Now that I’ve got some data piling up in my MySQL databases, I thought it wise to start backing up my few machines. Linode has a terrific, no-frills backup service that requires basically zero configuration to get going.
The service will basically do a filewise backup—think rsync—of your server, so there are some limitations if you’ve locked your server down, or done something funky.
But what about MySQL?
Depending on what storage engine(s) you use, you may or may not be able to restore from the files that the backup service copies. You may also end up with files that are out of sync, which, while not impossible to restore from, can be terribly frustrating.
Since I don’t yet have a huge dataset, I don’t need an enterprise-ready solution. So, I figured I’d just use
Here’s a couple of tips though:
- DO NOT blindly follow the Linode instructions for setting up your cron job. You should absolutely never put your password into a cron file, or expose it on the command line in clear text. Instead, add it to a
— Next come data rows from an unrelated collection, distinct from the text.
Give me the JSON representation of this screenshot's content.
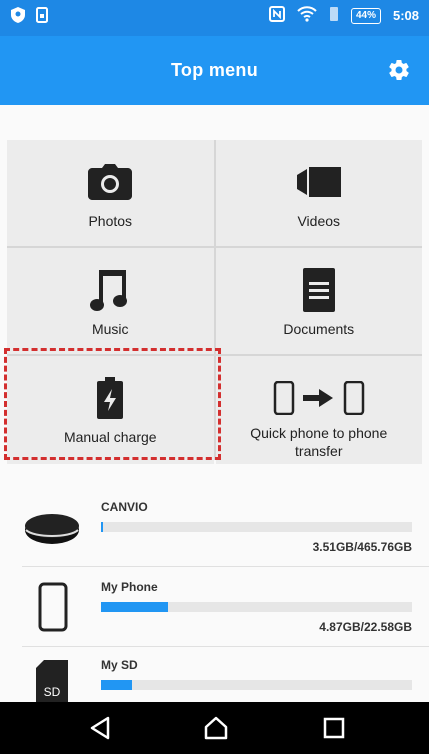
{
  "status_bar": {
    "battery": "44%",
    "time": "5:08"
  },
  "header": {
    "title": "Top menu",
    "settings_icon": "gear-icon"
  },
  "menu": [
    {
      "label": "Photos",
      "icon": "camera-icon"
    },
    {
      "label": "Videos",
      "icon": "video-camera-icon"
    },
    {
      "label": "Music",
      "icon": "music-note-icon"
    },
    {
      "label": "Documents",
      "icon": "document-icon"
    },
    {
      "label": "Manual charge",
      "icon": "battery-charge-icon"
    },
    {
      "label": "Quick phone to phone transfer",
      "icon": "phone-transfer-icon"
    }
  ],
  "storage": [
    {
      "name": "CANVIO",
      "usage": "3.51GB/465.76GB",
      "fraction": 0.0075,
      "icon": "disk-drive-icon"
    },
    {
      "name": "My Phone",
      "usage": "4.87GB/22.58GB",
      "fraction": 0.216,
      "icon": "phone-icon"
    },
    {
      "name": "My SD",
      "usage": "",
      "fraction": 0.1,
      "icon": "sd-card-icon"
    }
  ],
  "colors": {
    "accent": "#2196f3",
    "highlight": "#d32f2f"
  }
}
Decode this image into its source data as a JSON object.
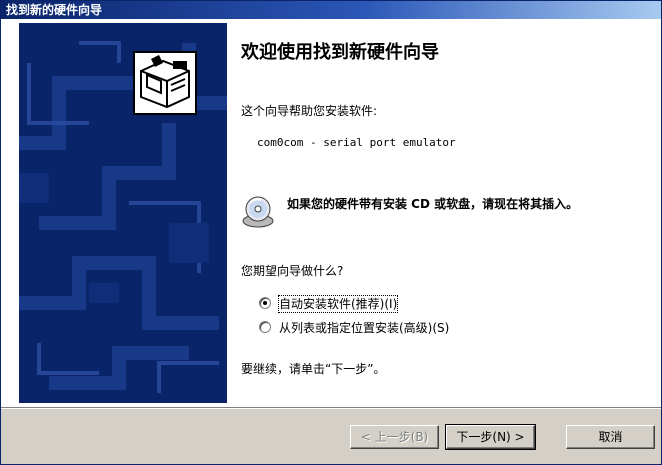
{
  "window": {
    "title": "找到新的硬件向导"
  },
  "wizard": {
    "heading": "欢迎使用找到新硬件向导",
    "intro": "这个向导帮助您安装软件:",
    "device_name": "com0com - serial port emulator",
    "cd_prompt": "如果您的硬件带有安装 CD 或软盘，请现在将其插入。",
    "question": "您期望向导做什么?",
    "options": [
      {
        "label": "自动安装软件(推荐)(I)",
        "selected": true
      },
      {
        "label": "从列表或指定位置安装(高级)(S)",
        "selected": false
      }
    ],
    "continue_hint": "要继续，请单击“下一步”。"
  },
  "buttons": {
    "back": "< 上一步(B)",
    "next": "下一步(N) >",
    "cancel": "取消"
  },
  "colors": {
    "titlebar_start": "#0a246a",
    "titlebar_end": "#a6caf0",
    "sidebar": "#0a246a",
    "face": "#d4d0c8"
  },
  "icons": {
    "hardware": "hardware-install-icon",
    "cd": "cd-disc-icon"
  }
}
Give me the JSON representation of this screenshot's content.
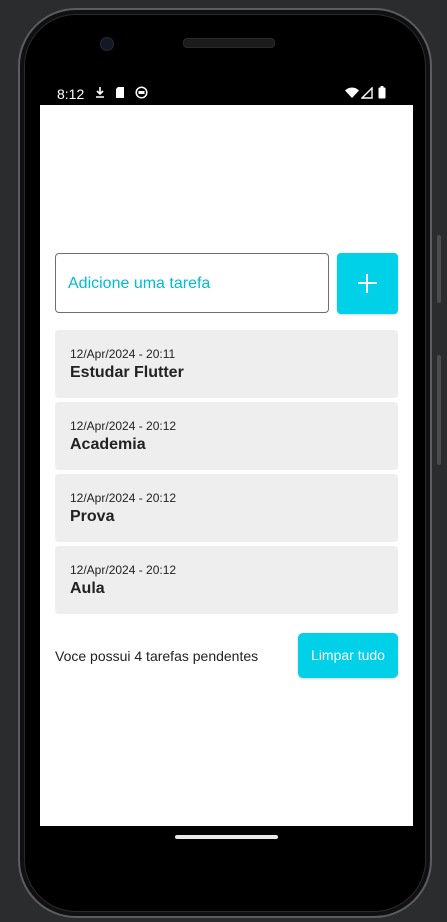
{
  "status_bar": {
    "time": "8:12"
  },
  "input": {
    "placeholder": "Adicione uma tarefa",
    "value": ""
  },
  "add_button": {
    "icon": "plus-icon"
  },
  "tasks": [
    {
      "date": "12/Apr/2024 - 20:11",
      "title": "Estudar Flutter"
    },
    {
      "date": "12/Apr/2024 - 20:12",
      "title": "Academia"
    },
    {
      "date": "12/Apr/2024 - 20:12",
      "title": "Prova"
    },
    {
      "date": "12/Apr/2024 - 20:12",
      "title": "Aula"
    }
  ],
  "footer": {
    "pending_text": "Voce possui 4 tarefas pendentes",
    "clear_label": "Limpar tudo"
  },
  "colors": {
    "accent": "#00d1e8",
    "card": "#eeeeee"
  }
}
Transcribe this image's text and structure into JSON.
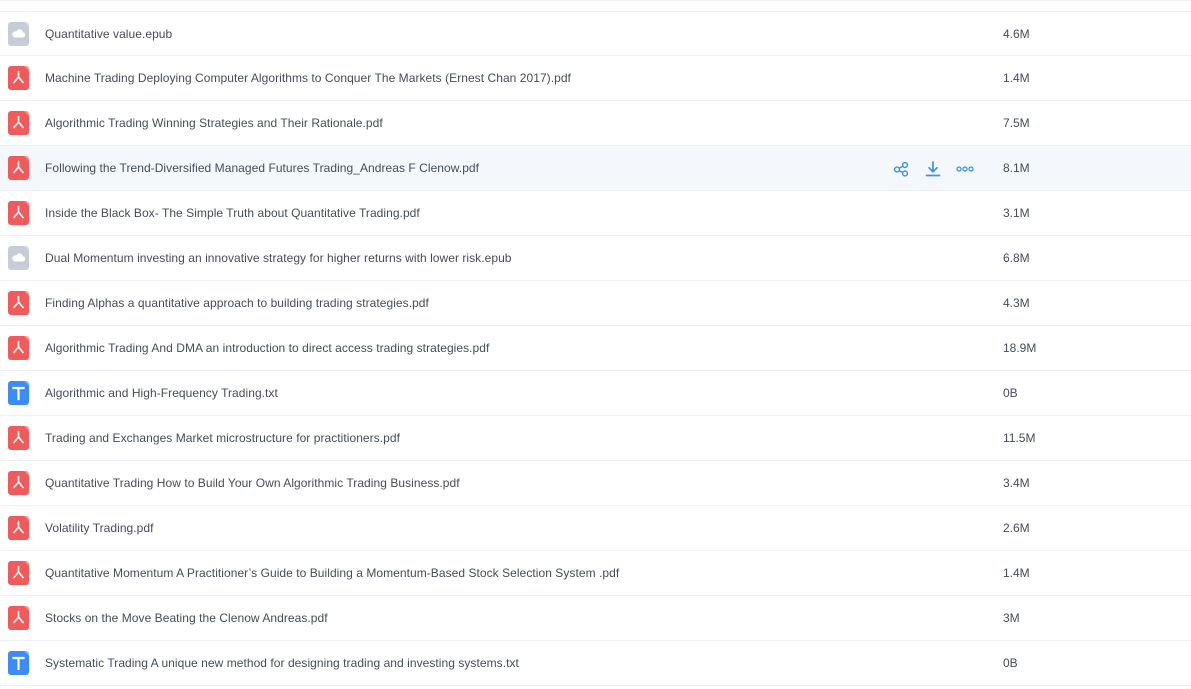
{
  "colors": {
    "pdf": "#f15a5a",
    "epub": "#c5cdd8",
    "txt": "#3c8cf8",
    "action": "#3b8ff0",
    "hover_bg": "#f4f8fd"
  },
  "row_actions": {
    "share_icon": "share-icon",
    "download_icon": "download-icon",
    "more_icon": "more-icon"
  },
  "files": [
    {
      "name": "Quantitative value.epub",
      "size": "4.6M",
      "type": "epub",
      "icon": "cloud-file-icon"
    },
    {
      "name": "Machine Trading Deploying Computer Algorithms to Conquer The Markets (Ernest Chan 2017).pdf",
      "size": "1.4M",
      "type": "pdf",
      "icon": "pdf-file-icon"
    },
    {
      "name": "Algorithmic Trading Winning Strategies and Their Rationale.pdf",
      "size": "7.5M",
      "type": "pdf",
      "icon": "pdf-file-icon"
    },
    {
      "name": "Following the Trend-Diversified Managed Futures Trading_Andreas F Clenow.pdf",
      "size": "8.1M",
      "type": "pdf",
      "icon": "pdf-file-icon",
      "hovered": true
    },
    {
      "name": "Inside the Black Box- The Simple Truth about Quantitative Trading.pdf",
      "size": "3.1M",
      "type": "pdf",
      "icon": "pdf-file-icon"
    },
    {
      "name": "Dual Momentum investing an innovative strategy for higher returns with lower risk.epub",
      "size": "6.8M",
      "type": "epub",
      "icon": "cloud-file-icon"
    },
    {
      "name": "Finding Alphas a quantitative approach to building trading strategies.pdf",
      "size": "4.3M",
      "type": "pdf",
      "icon": "pdf-file-icon"
    },
    {
      "name": "Algorithmic Trading And DMA an introduction to direct access trading strategies.pdf",
      "size": "18.9M",
      "type": "pdf",
      "icon": "pdf-file-icon"
    },
    {
      "name": "Algorithmic and High-Frequency Trading.txt",
      "size": "0B",
      "type": "txt",
      "icon": "text-file-icon"
    },
    {
      "name": "Trading and Exchanges Market microstructure for practitioners.pdf",
      "size": "11.5M",
      "type": "pdf",
      "icon": "pdf-file-icon"
    },
    {
      "name": "Quantitative Trading How to Build Your Own Algorithmic Trading Business.pdf",
      "size": "3.4M",
      "type": "pdf",
      "icon": "pdf-file-icon"
    },
    {
      "name": "Volatility Trading.pdf",
      "size": "2.6M",
      "type": "pdf",
      "icon": "pdf-file-icon"
    },
    {
      "name": "Quantitative Momentum A Practitioner’s Guide to Building a Momentum-Based Stock Selection System .pdf",
      "size": "1.4M",
      "type": "pdf",
      "icon": "pdf-file-icon"
    },
    {
      "name": "Stocks on the Move Beating the Clenow Andreas.pdf",
      "size": "3M",
      "type": "pdf",
      "icon": "pdf-file-icon"
    },
    {
      "name": "Systematic Trading A unique new method for designing trading and investing systems.txt",
      "size": "0B",
      "type": "txt",
      "icon": "text-file-icon"
    }
  ]
}
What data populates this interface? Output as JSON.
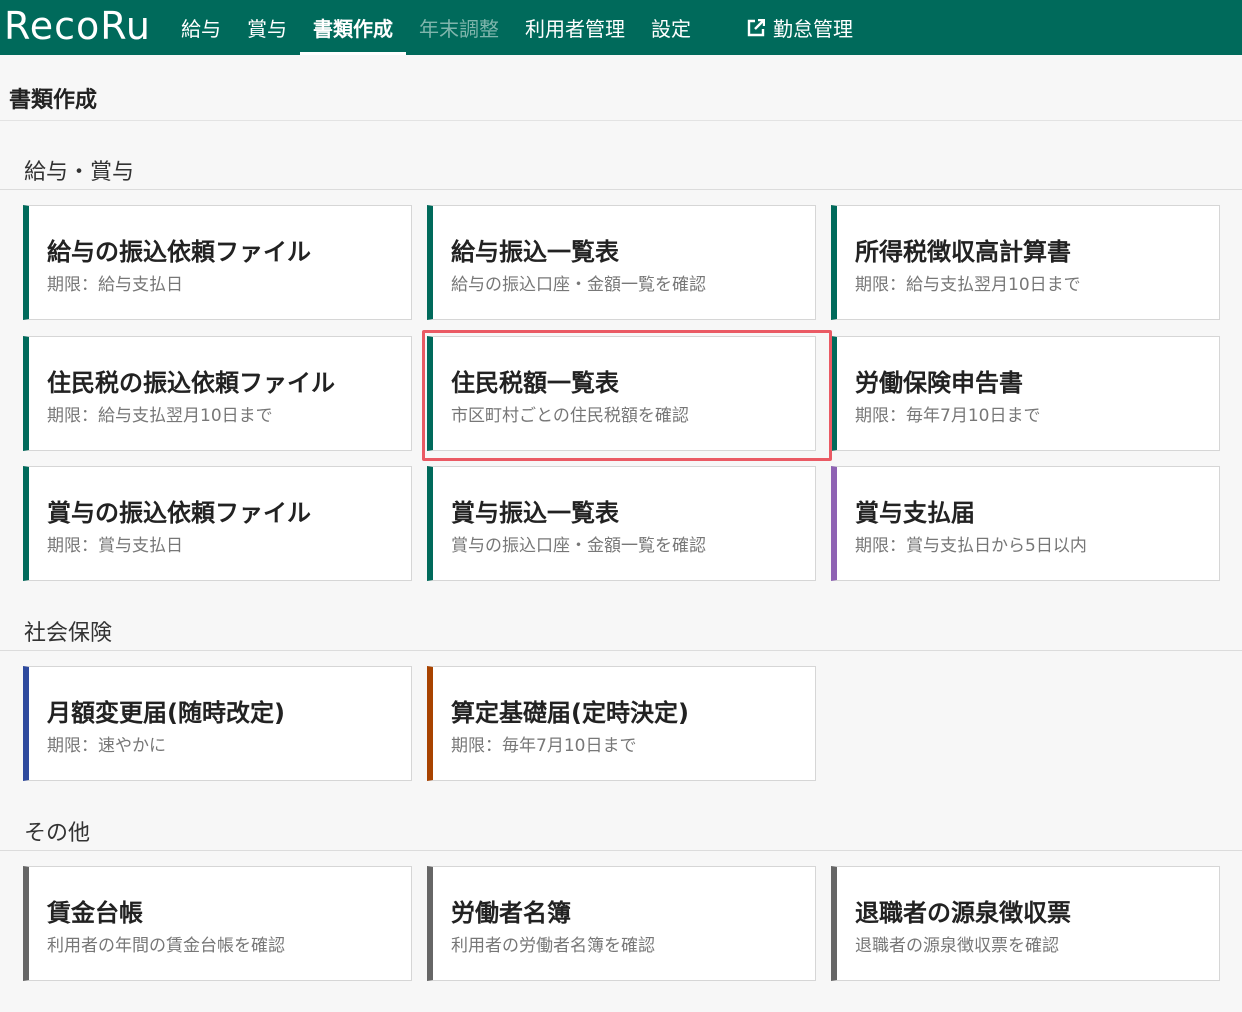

- Use the
forgeuser to run
mysqldumpinstead of using
forgeuser was pretty much created for reasons like this, and has all the necessary MySQL permissions to dump your databases.
- Use Forge’s “Scheduler” tab to manipulate your cron tab for you without all the
First, go ahead and add your password to
my.cnf in the
forge user’s home directory.
(Here, I’m assuming no such file exists, so adjust accordingly if you already have one inlace to avoid trampling existing settings.)
SSH into your Linode (or whatever you’ve got), then:
Now make sure only the
forge user can read the file
chmod 600 .my.cnf
Add The Cron Job
Now, head over to your Forge console. The job we are going to add is this:
/usr/bin/mysqldump --all-databases > dump-$( date '+%Y-%m-%d_%H-%M-%S' ).sql -u forge
That basically tells
mysqldump to dump all of the databases ion the server to a file that starts with
dump- and will have the date and time that the dump is executed.
If you don’t want to have more than one file—because, hey, we’re also backing up the server, right—then go ahead and change the name of the file to something like
Select the “Scheduler tab in your console and enter the above command. Make sure the user is
forge and that “Nightly” is selected.
(Note: This will run the job at precisely midnight [your server time]. I you want a different time, like 2am, choose “Custom” and adjust accordingly.)
If everything looks good, click “Schedule Job” and the result should look similar to:
I’m glossing over a ton of stuff here: deleting dumps after N days, even more security, more frequent / incremental dumps, etc.
As I get closer to deploying the services I’m working on, I will do more in depth articles on some of those topics.
This is really a super-quick way to get started, and as always, there’s way more than one way to go when it comes to backups.